Studies have shown that, while the brain can keep track of more than one thing at a time, it cannot actually execute two distinct tasks at once. Studies show that a person takes longer to complete a task when interrupted and makes about four times more errors. The neuroscience is clear: We are wired to be mono-taskers and multitasking actually impairs thinking and trains your brain how not to focus.
- Build in Regular Brain Breaks
The human brain wasn’t designed to pay attention and be alert for hours at a time. Over millions of years of evolution, human life moved at a much slower pace, in rhythm with the sun and nature. In the societies of our ancestors, hunting and gathering food and tending to the other necessities of life would have only consumed a few hours a day, leaving a lot of time for a person’s brain and body to relax, socialize, or be in a state of rest.
The brain is much more active — and much more likely to tire — than any other muscle or organ in your body. Evidence shows that your brain cycles from highest attention to lowest attention every 90 minutes in what’s called an ultradian rhythm. You can only maintain focus for 90 to 120 minutes before it needs to rest. Honoring the natural rhythm of our brains and seeing brain breaks as part of work, can make you more productive, creative, and innovative.
Blocking time and scheduling brain breaks into your day is key. One method, the Pomodoro Technique, involves focusing on one task without distractions for 25-to-30-minute increments and then taking a five-minute break. You want to use the brain break to hydrate, move, and breathe. Other methods recommend 90 to 120 distraction-free minutes, which some research indicates maximizes flow.
A Wandering Mind is an Unhappy Mind
Studies have shown that American adults spend nearly half their waking hours in a state of mind-wandering, with their attention focused on something other than the task directly in front of them. In addition, research has also revealed that when people were paying attention to a task at hand — even a simple, repetitive task — they reported higher levels of happiness.
Hui Qi Tong, PhD, a Stanford Medicine clinical associate professor of psychiatry and behavioral sciences who directs the Mindfulness Program at the Stanford Center for Integrative Medicine said:
“This is why paying attention to daily routines can make such a big impact, especially for busy, highly accomplished people. We all want to achieve big things, but ironically, it’s paying attention to the smallest things that can help us get there.”
While it’s true that there are more things competing for your attention these days making it harder to focus on one thing for any length of time, your attention is task-specific. How long you can pay attention depends on your particular brain, your interest, and the demand. In any event, attention is like a muscle, the more you work it, the stronger it gets. Just as you can work out to build up muscle, you can exercise areas of your brain to build your attention skills.
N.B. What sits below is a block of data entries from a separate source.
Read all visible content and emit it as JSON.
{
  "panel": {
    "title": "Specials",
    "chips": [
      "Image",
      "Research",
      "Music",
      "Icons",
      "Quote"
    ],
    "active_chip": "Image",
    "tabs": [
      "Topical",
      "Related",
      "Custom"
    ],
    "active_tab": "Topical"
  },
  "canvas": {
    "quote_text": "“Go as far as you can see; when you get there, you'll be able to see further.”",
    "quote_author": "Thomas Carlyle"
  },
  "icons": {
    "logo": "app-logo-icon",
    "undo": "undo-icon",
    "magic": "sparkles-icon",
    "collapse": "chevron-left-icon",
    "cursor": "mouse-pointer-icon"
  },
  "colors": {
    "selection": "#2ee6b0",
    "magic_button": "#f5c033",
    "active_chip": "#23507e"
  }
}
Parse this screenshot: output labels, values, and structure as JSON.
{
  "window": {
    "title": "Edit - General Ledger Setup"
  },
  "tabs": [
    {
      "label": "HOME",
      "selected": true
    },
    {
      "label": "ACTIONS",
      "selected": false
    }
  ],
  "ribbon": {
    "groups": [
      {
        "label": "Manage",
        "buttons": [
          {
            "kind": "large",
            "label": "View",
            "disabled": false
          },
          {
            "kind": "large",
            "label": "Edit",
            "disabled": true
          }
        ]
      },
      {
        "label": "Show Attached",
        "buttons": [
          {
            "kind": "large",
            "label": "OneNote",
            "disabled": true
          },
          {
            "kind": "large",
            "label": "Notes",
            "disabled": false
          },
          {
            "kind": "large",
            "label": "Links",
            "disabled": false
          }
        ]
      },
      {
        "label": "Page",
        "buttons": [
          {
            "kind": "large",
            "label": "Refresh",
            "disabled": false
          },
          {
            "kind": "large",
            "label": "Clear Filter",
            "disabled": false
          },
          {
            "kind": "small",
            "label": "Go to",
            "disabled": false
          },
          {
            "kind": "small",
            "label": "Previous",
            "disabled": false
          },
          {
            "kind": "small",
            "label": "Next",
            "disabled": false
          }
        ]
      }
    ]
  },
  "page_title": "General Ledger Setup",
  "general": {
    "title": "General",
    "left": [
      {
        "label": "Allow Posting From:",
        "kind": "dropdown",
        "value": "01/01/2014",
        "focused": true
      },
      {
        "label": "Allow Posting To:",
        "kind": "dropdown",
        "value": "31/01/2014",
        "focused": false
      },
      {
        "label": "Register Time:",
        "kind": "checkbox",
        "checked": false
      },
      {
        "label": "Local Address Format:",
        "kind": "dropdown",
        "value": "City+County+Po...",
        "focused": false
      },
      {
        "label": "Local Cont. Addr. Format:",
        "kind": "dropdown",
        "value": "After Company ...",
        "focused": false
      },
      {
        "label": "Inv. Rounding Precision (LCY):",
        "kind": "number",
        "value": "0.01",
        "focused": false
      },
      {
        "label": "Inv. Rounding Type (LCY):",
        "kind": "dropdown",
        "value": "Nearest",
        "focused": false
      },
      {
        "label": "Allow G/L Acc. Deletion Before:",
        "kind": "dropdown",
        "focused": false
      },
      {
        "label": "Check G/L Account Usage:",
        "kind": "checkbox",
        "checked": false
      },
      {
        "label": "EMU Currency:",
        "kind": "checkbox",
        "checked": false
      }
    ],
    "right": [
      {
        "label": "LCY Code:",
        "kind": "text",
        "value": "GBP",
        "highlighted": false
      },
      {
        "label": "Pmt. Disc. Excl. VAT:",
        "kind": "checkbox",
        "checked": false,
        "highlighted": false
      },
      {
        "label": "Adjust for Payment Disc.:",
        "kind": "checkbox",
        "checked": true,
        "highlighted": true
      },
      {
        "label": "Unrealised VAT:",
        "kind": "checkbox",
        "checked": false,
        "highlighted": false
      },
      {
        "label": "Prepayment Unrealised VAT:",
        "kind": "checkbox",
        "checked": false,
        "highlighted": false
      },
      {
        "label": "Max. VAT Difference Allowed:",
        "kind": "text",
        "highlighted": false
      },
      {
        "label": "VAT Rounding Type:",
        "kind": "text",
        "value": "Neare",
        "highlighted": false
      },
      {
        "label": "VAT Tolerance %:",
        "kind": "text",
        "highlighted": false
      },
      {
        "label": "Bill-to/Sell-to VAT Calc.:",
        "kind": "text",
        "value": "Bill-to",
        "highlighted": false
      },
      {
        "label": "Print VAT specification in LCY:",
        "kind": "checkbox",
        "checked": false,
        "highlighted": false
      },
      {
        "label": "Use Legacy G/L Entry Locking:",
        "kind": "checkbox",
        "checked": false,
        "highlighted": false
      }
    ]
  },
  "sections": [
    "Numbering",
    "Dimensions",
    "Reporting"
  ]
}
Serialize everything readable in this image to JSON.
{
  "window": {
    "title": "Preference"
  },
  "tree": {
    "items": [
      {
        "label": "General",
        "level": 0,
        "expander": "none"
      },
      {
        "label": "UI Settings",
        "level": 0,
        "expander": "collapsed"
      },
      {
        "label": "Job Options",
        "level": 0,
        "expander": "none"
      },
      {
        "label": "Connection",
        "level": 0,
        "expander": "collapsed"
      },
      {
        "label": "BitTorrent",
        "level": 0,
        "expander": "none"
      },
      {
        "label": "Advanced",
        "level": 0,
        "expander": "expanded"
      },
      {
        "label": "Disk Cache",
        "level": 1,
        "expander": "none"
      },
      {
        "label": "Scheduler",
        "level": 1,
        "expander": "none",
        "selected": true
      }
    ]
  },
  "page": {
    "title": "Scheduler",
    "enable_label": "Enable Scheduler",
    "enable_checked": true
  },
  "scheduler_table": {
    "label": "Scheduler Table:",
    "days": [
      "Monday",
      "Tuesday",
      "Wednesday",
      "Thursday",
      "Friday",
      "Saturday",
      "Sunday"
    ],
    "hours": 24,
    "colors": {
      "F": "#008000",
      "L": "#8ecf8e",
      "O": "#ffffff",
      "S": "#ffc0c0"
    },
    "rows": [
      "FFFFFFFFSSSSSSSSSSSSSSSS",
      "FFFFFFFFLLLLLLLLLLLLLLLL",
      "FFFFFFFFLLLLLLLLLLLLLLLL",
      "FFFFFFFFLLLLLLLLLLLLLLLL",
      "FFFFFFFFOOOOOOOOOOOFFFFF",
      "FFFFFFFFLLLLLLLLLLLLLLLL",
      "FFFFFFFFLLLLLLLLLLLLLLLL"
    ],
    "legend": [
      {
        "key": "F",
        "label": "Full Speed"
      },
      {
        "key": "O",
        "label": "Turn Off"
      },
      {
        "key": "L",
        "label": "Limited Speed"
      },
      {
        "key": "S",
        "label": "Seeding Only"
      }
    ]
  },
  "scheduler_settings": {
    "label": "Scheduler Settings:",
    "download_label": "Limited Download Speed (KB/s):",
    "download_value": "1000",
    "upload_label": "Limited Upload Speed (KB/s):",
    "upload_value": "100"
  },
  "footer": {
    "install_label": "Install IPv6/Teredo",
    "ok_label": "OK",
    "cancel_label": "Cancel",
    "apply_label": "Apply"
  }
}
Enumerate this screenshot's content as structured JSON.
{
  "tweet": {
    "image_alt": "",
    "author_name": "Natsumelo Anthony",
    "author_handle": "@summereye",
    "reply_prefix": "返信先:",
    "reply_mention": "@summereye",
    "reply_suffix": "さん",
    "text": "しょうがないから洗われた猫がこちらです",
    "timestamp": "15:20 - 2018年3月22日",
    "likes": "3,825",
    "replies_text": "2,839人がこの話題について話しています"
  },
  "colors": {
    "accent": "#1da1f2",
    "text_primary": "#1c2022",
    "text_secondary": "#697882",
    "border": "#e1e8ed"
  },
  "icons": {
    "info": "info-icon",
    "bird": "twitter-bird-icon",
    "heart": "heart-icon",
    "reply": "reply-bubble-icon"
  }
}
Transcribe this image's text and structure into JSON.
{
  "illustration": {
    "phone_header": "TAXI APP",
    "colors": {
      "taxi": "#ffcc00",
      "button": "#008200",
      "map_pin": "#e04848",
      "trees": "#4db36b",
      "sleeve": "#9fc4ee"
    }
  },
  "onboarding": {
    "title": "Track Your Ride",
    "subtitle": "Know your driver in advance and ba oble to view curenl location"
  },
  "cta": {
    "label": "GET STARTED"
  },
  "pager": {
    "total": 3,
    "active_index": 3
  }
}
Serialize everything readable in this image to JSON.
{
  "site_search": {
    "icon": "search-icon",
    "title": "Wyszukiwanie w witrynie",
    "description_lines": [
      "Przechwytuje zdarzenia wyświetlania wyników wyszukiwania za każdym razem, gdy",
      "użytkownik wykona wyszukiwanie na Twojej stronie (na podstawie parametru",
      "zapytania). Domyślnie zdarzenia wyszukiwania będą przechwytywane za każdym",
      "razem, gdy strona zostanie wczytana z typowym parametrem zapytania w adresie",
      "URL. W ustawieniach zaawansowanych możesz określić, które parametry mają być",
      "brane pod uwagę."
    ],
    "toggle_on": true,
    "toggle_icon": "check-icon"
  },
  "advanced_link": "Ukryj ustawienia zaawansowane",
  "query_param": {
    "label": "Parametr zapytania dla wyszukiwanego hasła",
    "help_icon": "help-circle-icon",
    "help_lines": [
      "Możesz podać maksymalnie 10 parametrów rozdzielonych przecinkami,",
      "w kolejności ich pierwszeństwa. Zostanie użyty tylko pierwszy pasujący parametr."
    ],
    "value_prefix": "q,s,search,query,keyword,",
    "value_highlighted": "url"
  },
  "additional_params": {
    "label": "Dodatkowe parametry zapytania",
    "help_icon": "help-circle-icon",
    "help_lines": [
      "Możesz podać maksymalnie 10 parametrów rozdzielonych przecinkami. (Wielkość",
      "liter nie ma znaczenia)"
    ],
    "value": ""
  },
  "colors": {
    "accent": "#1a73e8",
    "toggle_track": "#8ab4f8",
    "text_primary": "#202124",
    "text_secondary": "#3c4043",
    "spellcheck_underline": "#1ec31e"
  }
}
Published in the Neuroscience and Peak Performance Section of the Industry Expert Magazine
Omozua Isiramen is the #1 Neuroscience Coach and Peak Performance Specialist in Luxembourg